Which is the principal law of photochemistry?
Grotthuss–Draper law and Stark-Einstein law The first law of photochemistry, known as the Grotthuss–Draper law (for chemists Theodor Grotthuss and John W. Draper), states that light must be absorbed by a chemical substance in order for a photochemical reaction to take place.
What is the definition for photochemistry?
Definition of photochemistry 1 : a branch of chemistry that deals with the effect of radiant energy in producing chemical changes. 2a : photochemical properties the photochemistry of gases. b : photochemical processes photochemistry of vision.
What is grothus law?
photochemistry. In radiation: Photochemistry. The first, the Grotthuss–Draper law (named for the chemists Christian J.D.T. von Grotthuss and John W. Draper), is simply: for light to produce an effect upon matter it must be absorbed.
What are the two laws of photochemistry?
• The first law of photochemistry, the Grotthuss-Draper law, states that light must be absorbed by a compound in order for a photochemical reaction to take place. • The second law of photochemistry, the Stark-Einstein law, states that for each photon of light absorbed by a chemical system, only one molecule is activated for subsequent reaction.
What is the Stark-Einstein law of photochemistry?
• The second law of photochemistry, the Stark-Einstein law, states that for each photon of light absorbed by a chemical system, only one molecule is activated for subsequent reaction. This “photoequivalence law” was derived by Albert Einstein during his development of the quantum (photon) theory of light.
What is photo excitation and photochemistry?
Photochemistry is also destructive, as illustrated by the photodegradation of plastics. Photoexcitation is the first step in a photochemical process where the reactant is elevated to a state of higher energy, an excited state.
What is meant by photochemistry?
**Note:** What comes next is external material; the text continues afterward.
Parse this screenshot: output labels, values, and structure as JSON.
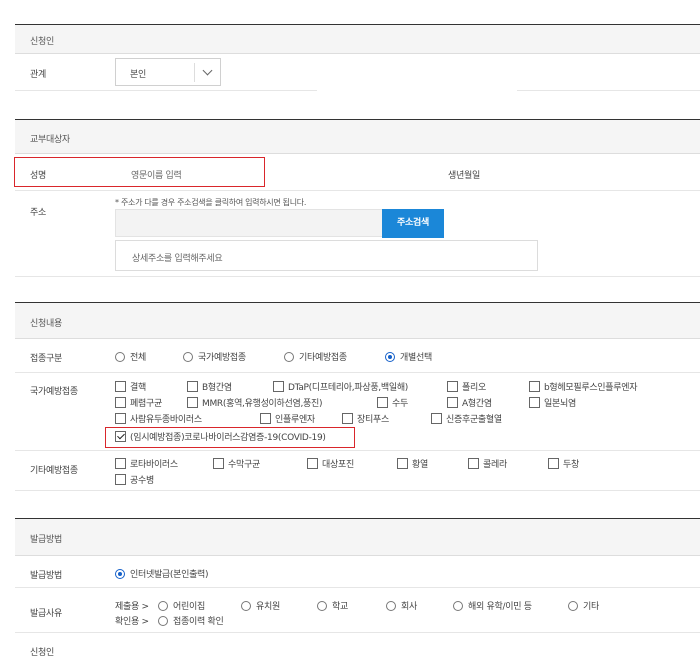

Generally, this term is used to describe a chemical reaction caused by absorption of ultraviolet ( wavelength from 100 to 400 nm ), visible light (400–750 nm) or infrared radiation (750–2500 nm). In nature, photochemistry is of immense importance as it is the basis of photosynthesis, vision, and the formation…